Posted October 28, 2010
Book: If the Church Were Christian: Rediscovering the Values of Jesus
Author: Philip Gulley
Harper One, New York. 2010. pp. 197
An Excerpt from the Jacket:
While many denominations claim to be growing, the largest group in American religious life is the disillusioned --- people who have been involved in the church’s life and the person of Jesus. In the midst of elaborate programming, professional worship teams, and political crusades, they ask, “Is this really what Jesus called us to do?”
While the church has dismissed these people as uncommitted and lacking in faith, perhaps the opposite is true.
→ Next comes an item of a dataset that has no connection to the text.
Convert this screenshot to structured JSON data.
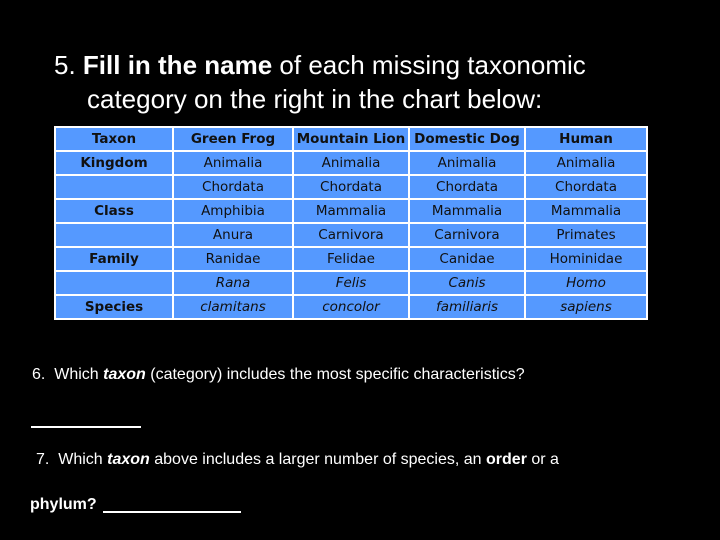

Their commitment to authentic spirituality over institutional idolatry might be the very corrective the church needs. These people respect Jesus, but question what Christianity has become.
In If the Church Were Christian, Quaker pastor and author Philip Gulley explores how the church has lost its way. This eye-opening examination of the values of Jesus reveals the extent to which the church has drifted from the teachings of the man who inspired its creation. Many Christians might be surprised to discover how little Jesus had to say about the church, and that he might never have intended to start a new religion.
But the church is here to stay, and Gulley is determined to help the church find its soul. If the church were Christian, Gulley argues, affirming our potential would be more important than condemning our brokenness. If the church were Christian, inviting questions would be valued more than supplying answers. If the church were Christian, meeting needs would be more important than maintaining institutions.
These simple statements return us to the heart of what Jesus cared about during his ministry. Gulley provides a profound picture of what the church would look like if it refocused on the real priorities of Jesus.
An Excerpt from the Book:
I know of an inner-city church whose members grew up in the neighborhood, had moved to the suburbs decades before, but returned each Sunday to worship. As the neighborhood around the church changed, the congregation reacted by erecting a fence around their congregants, closing off the one area large enough for neighborhood children to play. No Trespassing signs were posted around the perimeter. A caretaker was hired to watch their grounds and building. Predictably, the church withered, dwindling to a handful of stalwart members, one of whom complained to me, “We can’t seem to attract any new people.” My observation of the many signs of exclusion fell on deaf ears.
Not three miles away, another church faced a similar challenge. Crime had skyrocketed in their neighborhood as children and teens went unsupervised and unloved. The church responded with a jobs program, employing fifty children to perform service projects during the summer months. Soon the church was overflowing with young people, and the tenor of the neighborhood was transformed as neighbors began to engage one another. Inspired by members of the church, high-school graduates enrolled in college, becoming teachers, lawyers, and nurses, returning to their community to lend a hand-up to others.
To drive past that church building today, one could be forgiven for thinking it was in dire straits --- it appears so timeworn and decrepit. But in the places where the true state of the church is measured, in the hearts of its members, it is vital and life giving. At a critical time, it remembered its call to be light and salt and so transformed the world around it. In turn, it raised a new generation of bold thinkers and leaders who will, I have no doubt, be a positive power for mercy and peace. Would that we all could do the same.
Table of Contents:
If the Church Were Christian . . . .
1. Jesus would be a model for living rather than an object for worship
2. Affirming out potential would be more important than condemning our brokenness
3. Reconciliation would be valued over judgment
4. Gracious behavior would be more important than right belief
5. Inviting questions would be valued more than supplying answers
6. Encouraging personal exploration would be more important than communal uniformity
7. Meeting needs would be more important than maintaining institutions
8. Peace would be more important than power
9. It would care more about love and less about sex
10. This life would be more important than the afterlife